Obama: 'Judge' Keystone on 'Whether or Not It Accelerates Climate Change'
As expected, the House today passed a bill from Rep. Bill Cassidy (R-La.) to approve the Keystone XL pipeline.
The final tally was 252-161, with 31 Democrats crossing over to vote in favor and one Republican, Rep. Justin Amash (Mich.), voting "present."
In the Senate, the incumbent facing Cassidy in a Dec. 6 runoff was desperately trying to scrape together enough votes to avert a filibuster and save the bill.
Sen. Michael Bennet (D-Colo.) joined the pro-Keystone forces today, Sen. Mary Landrieu (D-La.) told reporters, adding that she thinks she can get the 60th vote. Bennet didn't release any statements about his decision.
Landrieu has until Tuesday, when the Senate is expected to take up the bill.
"If the Democrats had been half as concerned about creating jobs for the American people as they are about saving the job of one politician in Louisiana, this would have been done years ago," Sen. John Thune (R-S.D.) told Fox. "This is now six years into this process. The Democrats have been blocking it. The president has been blocking it. And what's really going to be interesting to see is if, in fact, the Democrats in the Senate now flip and decide to vote for it, what does the president do?"
Thune noted that the State Department's analysis figures $20 million in additional property tax revenue for his state from pipeline construction, as well as 3,000 to 4,000 jobs. In total, the analysis estimated the creation of about 42,000 jobs from pipeline construction. "It's a no-brainer," Thune said.
Sen. Bernie Sanders (I-Vt.) said in a statement that rejecting the bill is "a no-brainer."
“Instead of increasing carbon emissions and accelerating climate change so oil companies can make more profits, we should put millions of Americans back to work rebuilding our crumbling infrastructure and creating a sustainable energy future," Sanders said.
Even if Landrieu can find that last Senate vote, it's likely President Obama will kill the bill.
"My position hasn't changed, that this is a process that is supposed to be followed. Right now you have a case pending in Nebraska, where the pipeline would run through, in which a state court judge has questioned the plan. And until we know what the route is, it's very hard to finish that evaluation.
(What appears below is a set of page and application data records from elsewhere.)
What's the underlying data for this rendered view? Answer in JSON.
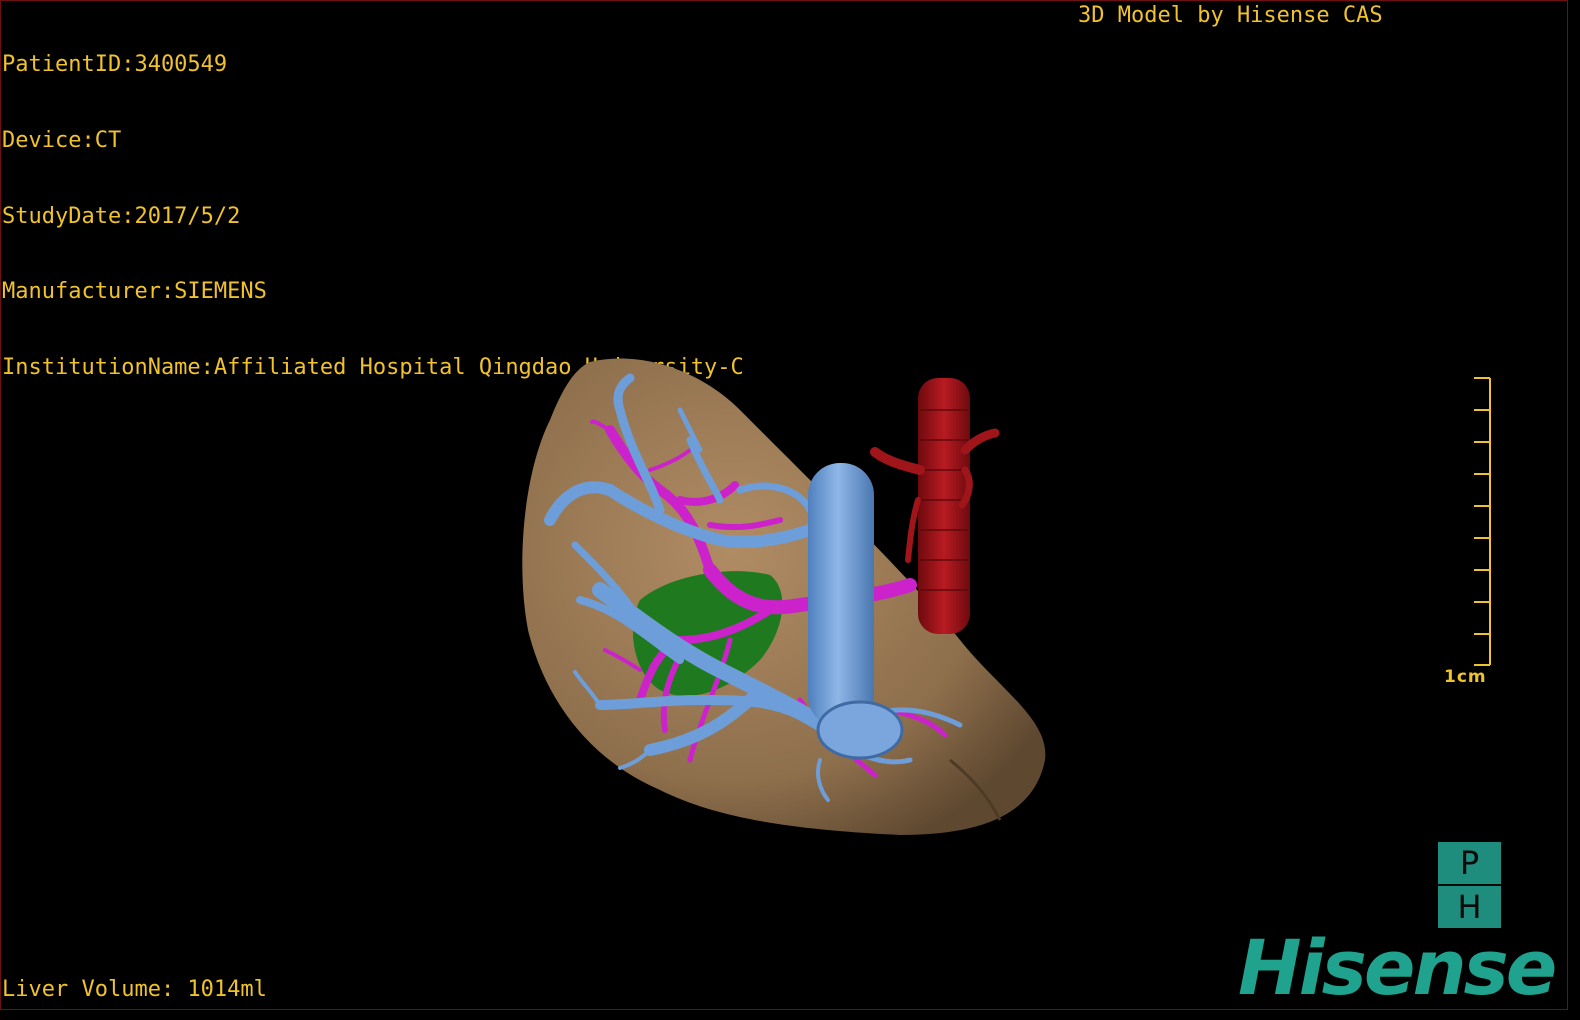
{
  "patient_info": {
    "patient_id": "PatientID:3400549",
    "device": "Device:CT",
    "study_date": "StudyDate:2017/5/2",
    "manufacturer": "Manufacturer:SIEMENS",
    "institution": "InstitutionName:Affiliated Hospital Qingdao University-C"
  },
  "credit": "3D Model by Hisense CAS",
  "liver_volume": "Liver Volume: 1014ml",
  "scale_bar": {
    "label": "1cm"
  },
  "logo": {
    "top_letter": "P",
    "bottom_letter": "H",
    "brand": "Hisense"
  },
  "colors": {
    "text": "#f0c22b",
    "liver": "#9b7a55",
    "hepatic_vein": "#6e9ed9",
    "portal_vein": "#cc22cc",
    "aorta": "#a0151a",
    "lesion": "#1f7a1f",
    "brand": "#1fa28e"
  }
}
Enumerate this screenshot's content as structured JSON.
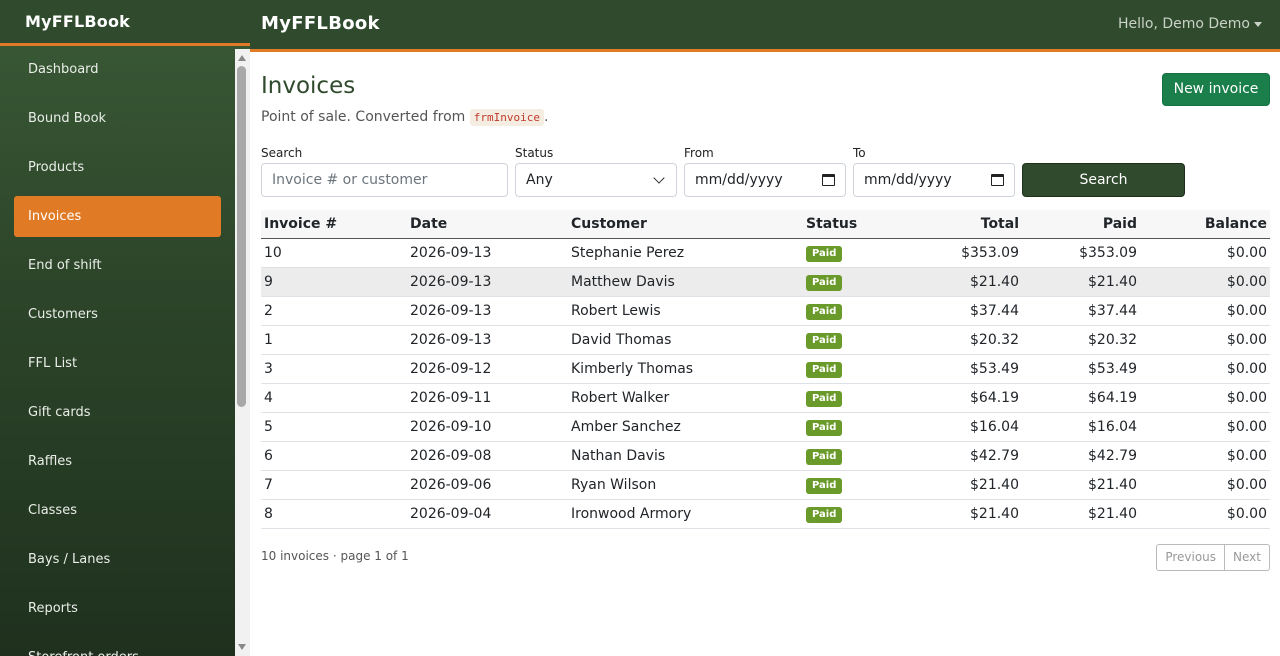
{
  "app": {
    "brand": "MyFFLBook"
  },
  "topbar": {
    "brand": "MyFFLBook",
    "user_label": "Hello, Demo Demo"
  },
  "sidebar": {
    "items": [
      {
        "label": "Dashboard"
      },
      {
        "label": "Bound Book"
      },
      {
        "label": "Products"
      },
      {
        "label": "Invoices",
        "active": true
      },
      {
        "label": "End of shift"
      },
      {
        "label": "Customers"
      },
      {
        "label": "FFL List"
      },
      {
        "label": "Gift cards"
      },
      {
        "label": "Raffles"
      },
      {
        "label": "Classes"
      },
      {
        "label": "Bays / Lanes"
      },
      {
        "label": "Reports"
      },
      {
        "label": "Storefront orders"
      }
    ]
  },
  "page": {
    "title": "Invoices",
    "subtitle_prefix": "Point of sale. Converted from",
    "subtitle_code": "frmInvoice",
    "subtitle_suffix": ".",
    "new_button": "New invoice"
  },
  "filters": {
    "search_label": "Search",
    "search_placeholder": "Invoice # or customer",
    "status_label": "Status",
    "status_value": "Any",
    "from_label": "From",
    "from_placeholder": "mm/dd/yyyy",
    "to_label": "To",
    "to_placeholder": "mm/dd/yyyy",
    "search_button": "Search"
  },
  "table": {
    "headers": [
      "Invoice #",
      "Date",
      "Customer",
      "Status",
      "Total",
      "Paid",
      "Balance"
    ],
    "rows": [
      {
        "invoice": "10",
        "date": "2026-09-13",
        "customer": "Stephanie Perez",
        "status": "Paid",
        "total": "$353.09",
        "paid": "$353.09",
        "balance": "$0.00"
      },
      {
        "invoice": "9",
        "date": "2026-09-13",
        "customer": "Matthew Davis",
        "status": "Paid",
        "total": "$21.40",
        "paid": "$21.40",
        "balance": "$0.00"
      },
      {
        "invoice": "2",
        "date": "2026-09-13",
        "customer": "Robert Lewis",
        "status": "Paid",
        "total": "$37.44",
        "paid": "$37.44",
        "balance": "$0.00"
      },
      {
        "invoice": "1",
        "date": "2026-09-13",
        "customer": "David Thomas",
        "status": "Paid",
        "total": "$20.32",
        "paid": "$20.32",
        "balance": "$0.00"
      },
      {
        "invoice": "3",
        "date": "2026-09-12",
        "customer": "Kimberly Thomas",
        "status": "Paid",
        "total": "$53.49",
        "paid": "$53.49",
        "balance": "$0.00"
      },
      {
        "invoice": "4",
        "date": "2026-09-11",
        "customer": "Robert Walker",
        "status": "Paid",
        "total": "$64.19",
        "paid": "$64.19",
        "balance": "$0.00"
      },
      {
        "invoice": "5",
        "date": "2026-09-10",
        "customer": "Amber Sanchez",
        "status": "Paid",
        "total": "$16.04",
        "paid": "$16.04",
        "balance": "$0.00"
      },
      {
        "invoice": "6",
        "date": "2026-09-08",
        "customer": "Nathan Davis",
        "status": "Paid",
        "total": "$42.79",
        "paid": "$42.79",
        "balance": "$0.00"
      },
      {
        "invoice": "7",
        "date": "2026-09-06",
        "customer": "Ryan Wilson",
        "status": "Paid",
        "total": "$21.40",
        "paid": "$21.40",
        "balance": "$0.00"
      },
      {
        "invoice": "8",
        "date": "2026-09-04",
        "customer": "Ironwood Armory",
        "status": "Paid",
        "total": "$21.40",
        "paid": "$21.40",
        "balance": "$0.00"
      }
    ]
  },
  "footer": {
    "summary": "10 invoices · page 1 of 1",
    "previous": "Previous",
    "next": "Next"
  },
  "colors": {
    "brand_green": "#2f4a2c",
    "accent_orange": "#e07a24",
    "primary_button": "#1a7f4b",
    "paid_badge": "#6a9a2a"
  }
}
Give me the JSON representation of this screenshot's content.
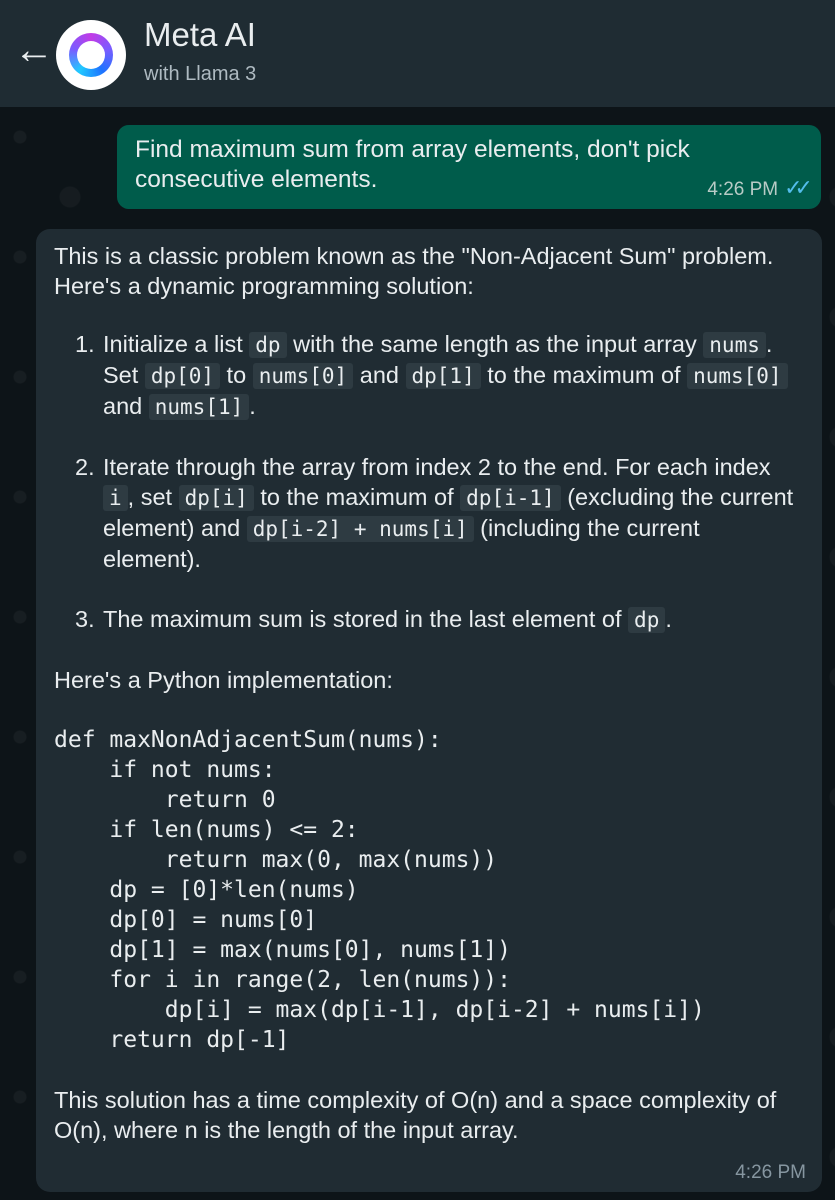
{
  "header": {
    "back_icon": "arrow-left-icon",
    "title": "Meta AI",
    "subtitle": "with Llama 3"
  },
  "outgoing": {
    "text": "Find maximum sum from array elements, don't pick consecutive elements.",
    "time": "4:26 PM",
    "status_icon": "double-check-icon",
    "status_color": "#53bdeb"
  },
  "reply": {
    "intro": "This is a classic problem known as the \"Non-Adjacent Sum\" problem. Here's a dynamic programming solution:",
    "steps": [
      {
        "number": "1.",
        "t1": "Initialize a list ",
        "c1": "dp",
        "t2": " with the same length as the input array ",
        "c2": "nums",
        "t3": ". Set ",
        "c3": "dp[0]",
        "t4": " to ",
        "c4": "nums[0]",
        "t5": " and ",
        "c5": "dp[1]",
        "t6": " to the maximum of ",
        "c6": "nums[0]",
        "t7": " and ",
        "c7": "nums[1]",
        "t8": "."
      },
      {
        "number": "2.",
        "t1": "Iterate through the array from index 2 to the end. For each index ",
        "c1": "i",
        "t2": ", set ",
        "c2": "dp[i]",
        "t3": " to the maximum of ",
        "c3": "dp[i-1]",
        "t4": " (excluding the current element) and ",
        "c4": "dp[i-2] + nums[i]",
        "t5": " (including the current element)."
      },
      {
        "number": "3.",
        "t1": "The maximum sum is stored in the last element of ",
        "c1": "dp",
        "t2": "."
      }
    ],
    "impl_label": "Here's a Python implementation:",
    "code": "def maxNonAdjacentSum(nums):\n    if not nums:\n        return 0\n    if len(nums) <= 2:\n        return max(0, max(nums))\n    dp = [0]*len(nums)\n    dp[0] = nums[0]\n    dp[1] = max(nums[0], nums[1])\n    for i in range(2, len(nums)):\n        dp[i] = max(dp[i-1], dp[i-2] + nums[i])\n    return dp[-1]",
    "closing": "This solution has a time complexity of O(n) and a space complexity of O(n), where n is the length of the input array.",
    "time": "4:26 PM"
  },
  "colors": {
    "header_bg": "#1f2c33",
    "outgoing_bubble": "#005c4b",
    "incoming_bubble": "#202c33",
    "inline_code_bg": "#2e3b42"
  }
}
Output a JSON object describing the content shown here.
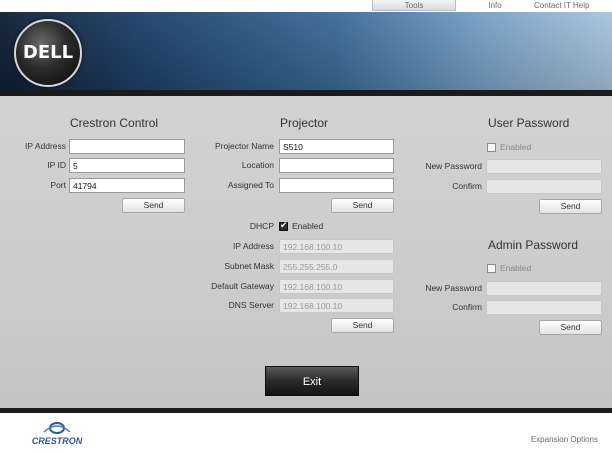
{
  "nav": {
    "tools": "Tools",
    "info": "Info",
    "contact": "Contact IT Help"
  },
  "header": {
    "logo_text": "DELL"
  },
  "crestron": {
    "title": "Crestron Control",
    "ip_address_label": "IP Address",
    "ip_address_value": "",
    "ip_id_label": "IP ID",
    "ip_id_value": "5",
    "port_label": "Port",
    "port_value": "41794",
    "send_label": "Send"
  },
  "projector": {
    "title": "Projector",
    "name_label": "Projector Name",
    "name_value": "S510",
    "location_label": "Location",
    "location_value": "",
    "assigned_label": "Assigned To",
    "assigned_value": "",
    "send_label": "Send",
    "dhcp_label": "DHCP",
    "dhcp_enabled_label": "Enabled",
    "dhcp_checked": true,
    "ip_label": "IP Address",
    "ip_value": "192.168.100.10",
    "subnet_label": "Subnet Mask",
    "subnet_value": "255.255.255.0",
    "gateway_label": "Default Gateway",
    "gateway_value": "192.168.100.10",
    "dns_label": "DNS Server",
    "dns_value": "192.168.100.10",
    "send2_label": "Send"
  },
  "user_password": {
    "title": "User Password",
    "enabled_label": "Enabled",
    "new_label": "New Password",
    "new_value": "",
    "confirm_label": "Confirm",
    "confirm_value": "",
    "send_label": "Send"
  },
  "admin_password": {
    "title": "Admin Password",
    "enabled_label": "Enabled",
    "new_label": "New Password",
    "new_value": "",
    "confirm_label": "Confirm",
    "confirm_value": "",
    "send_label": "Send"
  },
  "exit_label": "Exit",
  "footer": {
    "brand": "CRESTRON",
    "expansion": "Expansion Options"
  },
  "colors": {
    "header_dark": "#0f1f34",
    "header_light": "#a9c4dc",
    "panel": "#cccccc",
    "exit_button": "#1e1e1e"
  }
}
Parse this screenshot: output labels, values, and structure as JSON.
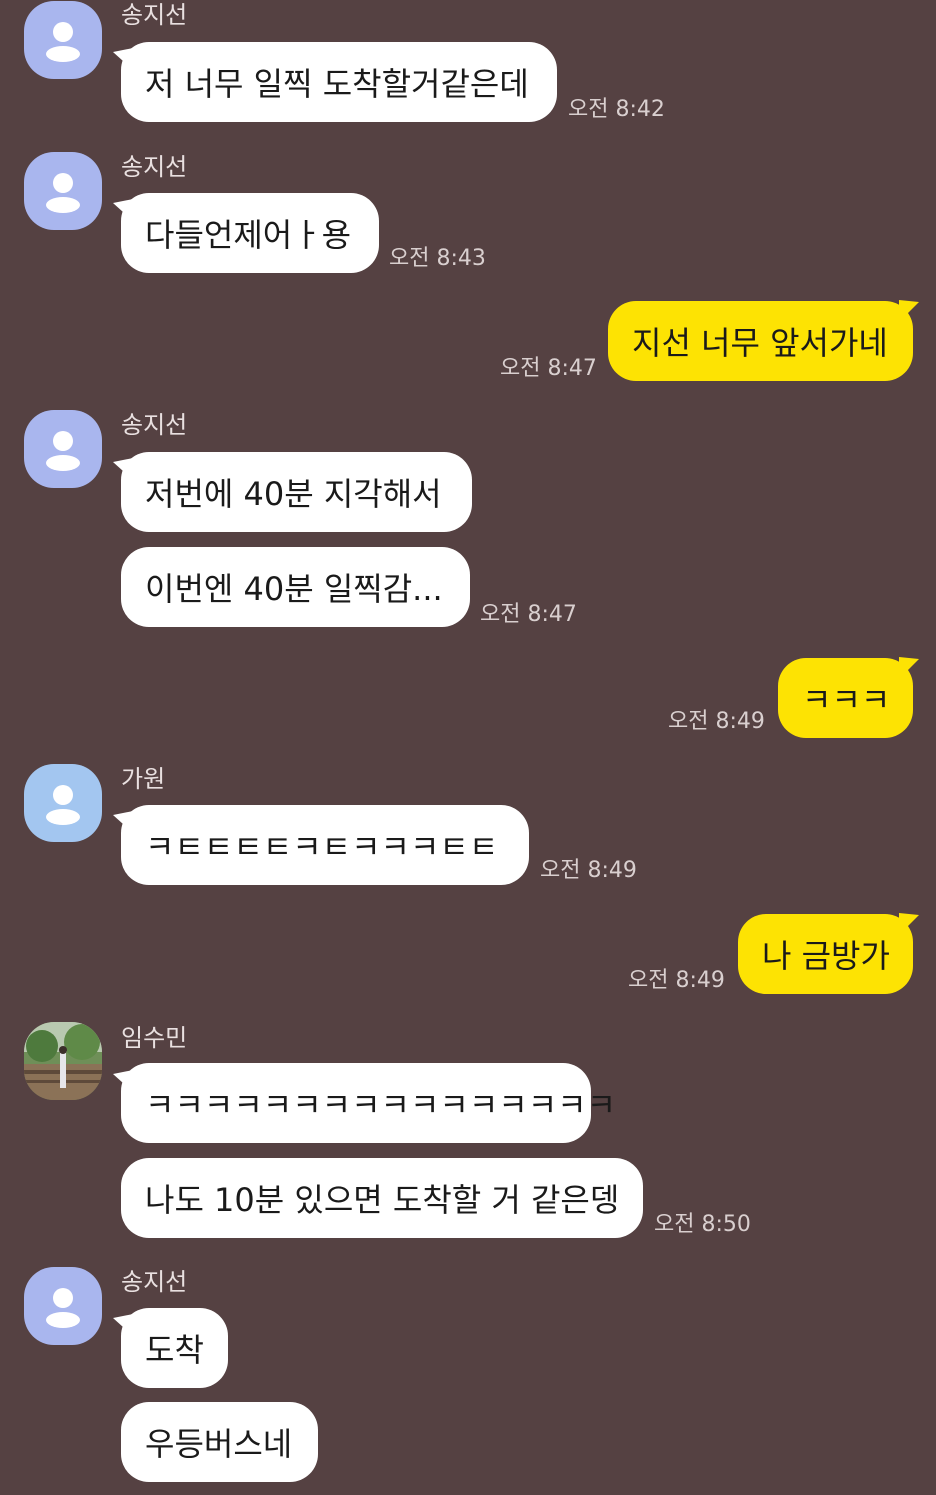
{
  "colors": {
    "background": "#554142",
    "incoming_bubble": "#ffffff",
    "outgoing_bubble": "#fde303",
    "avatar_default": "#a9b6ee",
    "avatar_alt": "#a3c6f0"
  },
  "messages": [
    {
      "sender": "송지선",
      "text": "저 너무 일찍 도착할거같은데",
      "time": "오전 8:42"
    },
    {
      "sender": "송지선",
      "text": "다들언제어ㅏ용",
      "time": "오전 8:43"
    },
    {
      "sender": "me",
      "text": "지선 너무 앞서가네",
      "time": "오전 8:47"
    },
    {
      "sender": "송지선",
      "text": "저번에 40분 지각해서"
    },
    {
      "sender": "송지선",
      "text": "이번엔 40분 일찍감...",
      "time": "오전 8:47"
    },
    {
      "sender": "me",
      "text": "ㅋㅋㅋ",
      "time": "오전 8:49"
    },
    {
      "sender": "가원",
      "text": "ㅋㅌㅌㅌㅌㅋㅌㅋㅋㅋㅌㅌ",
      "time": "오전 8:49"
    },
    {
      "sender": "me",
      "text": "나 금방가",
      "time": "오전 8:49"
    },
    {
      "sender": "임수민",
      "text": "ㅋㅋㅋㅋㅋㅋㅋㅋㅋㅋㅋㅋㅋㅋㅋㅋ"
    },
    {
      "sender": "임수민",
      "text": "나도 10분 있으면 도착할 거 같은뎅",
      "time": "오전 8:50"
    },
    {
      "sender": "송지선",
      "text": "도착"
    },
    {
      "sender": "송지선",
      "text": "우등버스네"
    }
  ]
}
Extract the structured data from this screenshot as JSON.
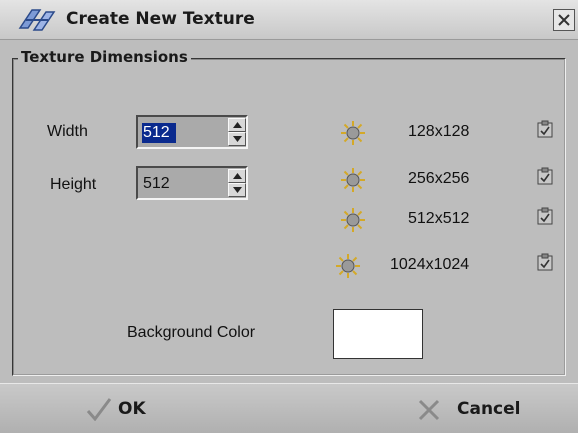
{
  "window": {
    "title": "Create New Texture",
    "close_icon": "close-icon"
  },
  "group": {
    "title": "Texture Dimensions"
  },
  "width": {
    "label": "Width",
    "value": "512"
  },
  "height": {
    "label": "Height",
    "value": "512"
  },
  "presets": [
    {
      "label": "128x128"
    },
    {
      "label": "256x256"
    },
    {
      "label": "512x512"
    },
    {
      "label": "1024x1024"
    }
  ],
  "background": {
    "label": "Background Color",
    "color": "#ffffff"
  },
  "buttons": {
    "ok": "OK",
    "cancel": "Cancel"
  }
}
And I don't think we should short- circuit that process," Obama told reporters while in Burma on Friday.
"I have also noted that, as policy matter, my government believes that we should judge this pipeline based on whether or not it accelerates climate change or whether it helps the American people with their energy costs and their gas prices," he added. "And I have to constantly push back against this idea that somehow the Keystone pipeline is either this massive jobs bill for the United States, or is somehow lowering gas prices."
At the State Department, press secretary Jen Psaki said they're moving ahead with their "thorough, transparent, and objective review" of the pipeline project, and the Senate vote would have no bearing on that.